Many of Henderson’s children were undistinguishable from white children. Henderson tended cotton crops and was fairly successful in those days. He was also rumored to be a bit of a philanderer. All in all the children such as my great Uncle’s Bo, Sam, Charley and Bunchie went on to define BLUES in the South! My Great-grandfather’s “outside son” son Charley Patton is revered in the South and inspired the likes of Muddy Waters and B.B. King. My Uncle Sam Chatmon is an amazing figure in Pop Blues Culture. Artists like Eric Clapton, Bob Dylan, Merle Haggard and Dean Martin have all re-recorded our family songs- One in particular, ‘Corrina Corrina’.
I have worked tirelessly on a documentary and a non-fiction book that tells the story of The Real African American Experience as told by the generations of many Souls. If you look at the media- ‘Us’ Black Folks are depicted as unattractive, lazy criminals. I know better. This is the reason, I’ve decided to set the record straight. This Documentary and Non-Fiction Book is one of my best works …ever. It is dignified, inspiring, beautiful and authentic to the extent it touches the SOUL as told by ‘The Souls of Many’. This is just a bit of my story that I share with you today as I know it.
These are my people….

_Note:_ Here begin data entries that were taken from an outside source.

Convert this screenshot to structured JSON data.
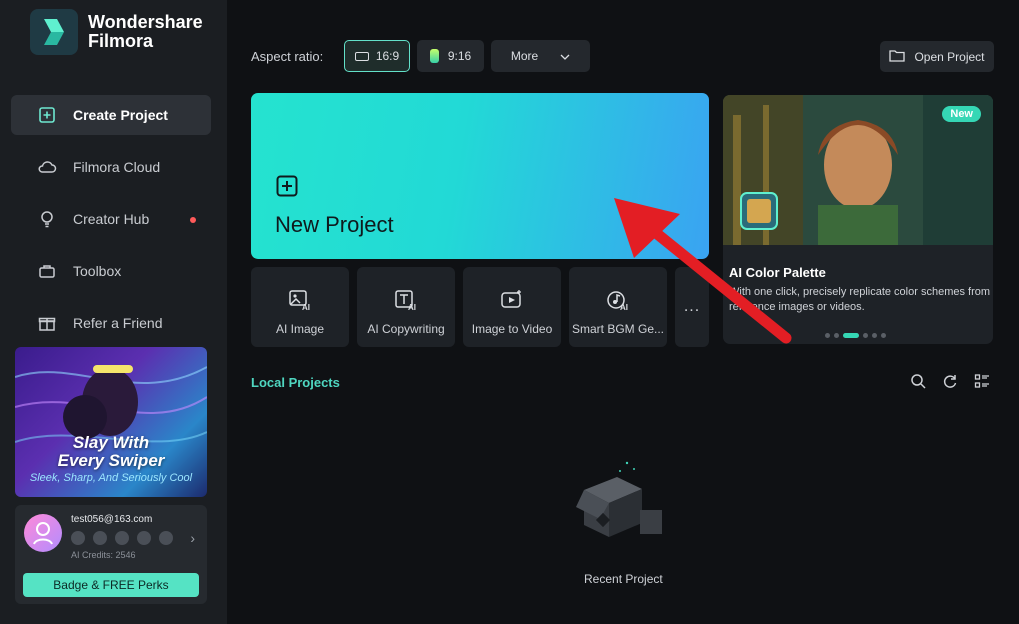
{
  "brand": {
    "line1": "Wondershare",
    "line2": "Filmora"
  },
  "sidebar": {
    "items": [
      {
        "label": "Create Project",
        "icon": "plus-square-icon",
        "active": true
      },
      {
        "label": "Filmora Cloud",
        "icon": "cloud-icon"
      },
      {
        "label": "Creator Hub",
        "icon": "lightbulb-icon",
        "notify": true
      },
      {
        "label": "Toolbox",
        "icon": "toolbox-icon"
      },
      {
        "label": "Refer a Friend",
        "icon": "gift-icon"
      }
    ],
    "promo": {
      "line1": "Slay With",
      "line2": "Every Swiper",
      "line3": "Sleek, Sharp, And Seriously Cool"
    },
    "account": {
      "email": "test056@163.com",
      "credits": "AI Credits: 2546",
      "perks_button": "Badge & FREE Perks"
    }
  },
  "topbar": {
    "aspect_label": "Aspect ratio:",
    "ratio_169": "16:9",
    "ratio_916": "9:16",
    "more": "More",
    "open_project": "Open Project"
  },
  "new_project": {
    "title": "New Project"
  },
  "feature": {
    "tag": "New",
    "title": "AI Color Palette",
    "description": "With one click, precisely replicate color schemes from reference images or videos."
  },
  "tools": [
    {
      "label": "AI Image",
      "icon": "ai-image-icon"
    },
    {
      "label": "AI Copywriting",
      "icon": "ai-copywriting-icon"
    },
    {
      "label": "Image to Video",
      "icon": "image-to-video-icon"
    },
    {
      "label": "Smart BGM Ge...",
      "icon": "smart-bgm-icon"
    }
  ],
  "more_tools": "...",
  "local": {
    "title": "Local Projects",
    "empty_label": "Recent Project"
  },
  "colors": {
    "accent": "#4fd6c0",
    "perks": "#55e3c4",
    "arrow": "#e31e24"
  }
}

Psss… Many men in our family changed the Chatmon name to Chatman- especially after their service in the World War. My Dad said goodbye to the slave name while he served in the Airforce and was elated to have changed the name to Chatman. He left the air force as a new man in many ways. Thus, I am a Chatmon and Chatman.
‘Corrina Corrina’- Sam Chatmon
‘I’ve got the whole world in my hands’- Bo Carter Bo Chatman (Armenter Chatmon)
Stay tuned for the complete book and documentary 2016/2017
I hope you enjoy.
All the best,
https://chatmanlewisflaggs.com/wp-content/uploads/2016/09/logo_v4_kameron-300x47.png00Bridgette C. Lewishttps://chatmanlewisflaggs.com/wp-content/uploads/2016/09/logo_v4_kameron-300x47.pngBridgette C. Lewis2016-04-08 20:21:472016-04-08 20:21:47'The Souls of Many' - Documentary and Non-Fiction Book